◆ Data for this task ◆
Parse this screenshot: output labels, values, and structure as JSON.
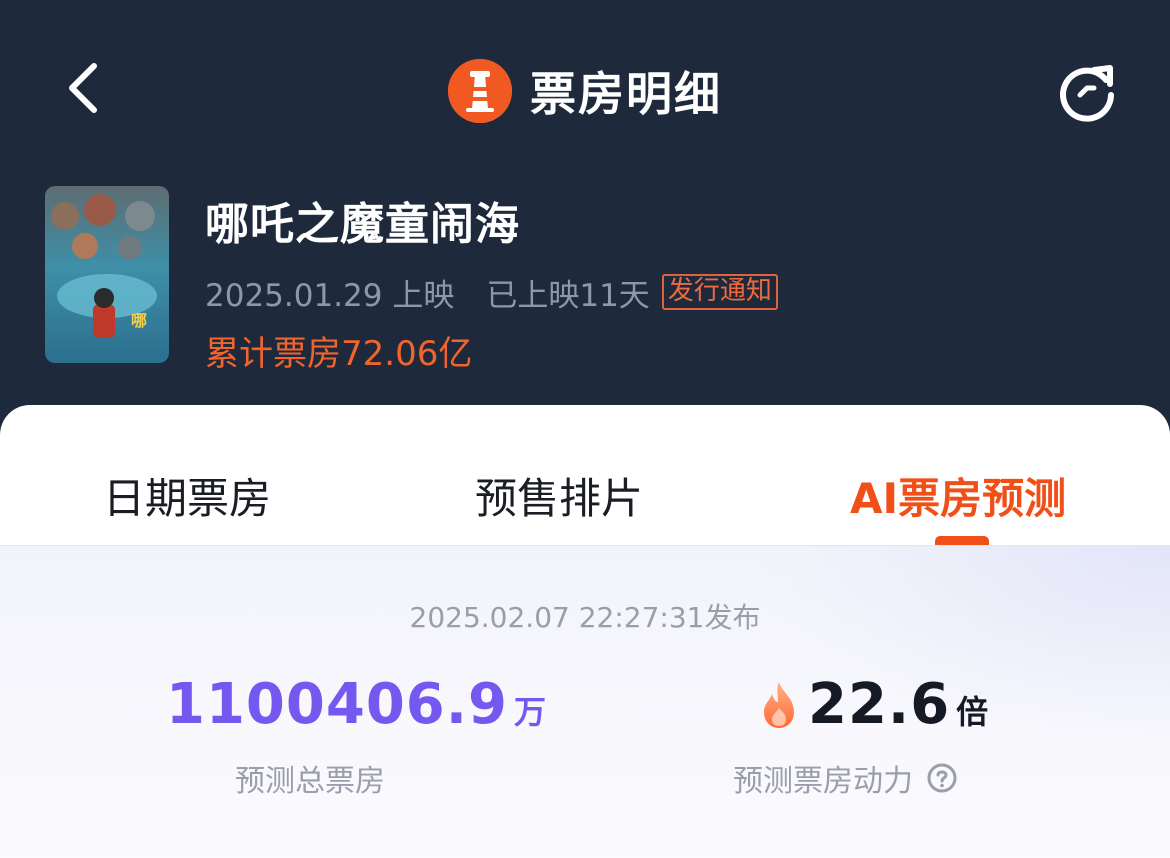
{
  "header": {
    "title": "票房明细",
    "back_icon": "chevron-left-icon",
    "refresh_icon": "refresh-icon",
    "logo_icon": "lighthouse-logo-icon"
  },
  "movie": {
    "title": "哪吒之魔童闹海",
    "release_date": "2025.01.29 上映",
    "days_on_screen": "已上映11天",
    "notice_tag": "发行通知",
    "cumulative_box_office": "累计票房72.06亿"
  },
  "tabs": [
    {
      "label": "日期票房",
      "active": false
    },
    {
      "label": "预售排片",
      "active": false
    },
    {
      "label": "AI票房预测",
      "active": true
    }
  ],
  "prediction": {
    "publish_time": "2025.02.07 22:27:31发布",
    "total": {
      "value": "1100406.9",
      "unit": "万",
      "label": "预测总票房"
    },
    "power": {
      "value": "22.6",
      "unit": "倍",
      "label": "预测票房动力",
      "icon": "flame-icon",
      "help_icon": "help-circle-icon"
    }
  },
  "colors": {
    "header_bg": "#1e2a3c",
    "accent_orange": "#f05018",
    "accent_purple": "#7558f0"
  }
}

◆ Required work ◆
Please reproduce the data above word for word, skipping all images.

◆ Result for this task ◆
Parse this screenshot: output labels, values, and structure as JSON.
{
  "header": {
    "title": "票房明细",
    "back_icon": "chevron-left-icon",
    "refresh_icon": "refresh-icon",
    "logo_icon": "lighthouse-logo-icon"
  },
  "movie": {
    "title": "哪吒之魔童闹海",
    "release_date": "2025.01.29 上映",
    "days_on_screen": "已上映11天",
    "notice_tag": "发行通知",
    "cumulative_box_office": "累计票房72.06亿"
  },
  "tabs": [
    {
      "label": "日期票房",
      "active": false
    },
    {
      "label": "预售排片",
      "active": false
    },
    {
      "label": "AI票房预测",
      "active": true
    }
  ],
  "prediction": {
    "publish_time": "2025.02.07 22:27:31发布",
    "total": {
      "value": "1100406.9",
      "unit": "万",
      "label": "预测总票房"
    },
    "power": {
      "value": "22.6",
      "unit": "倍",
      "label": "预测票房动力",
      "icon": "flame-icon",
      "help_icon": "help-circle-icon"
    }
  },
  "colors": {
    "header_bg": "#1e2a3c",
    "accent_orange": "#f05018",
    "accent_purple": "#7558f0"
  }
}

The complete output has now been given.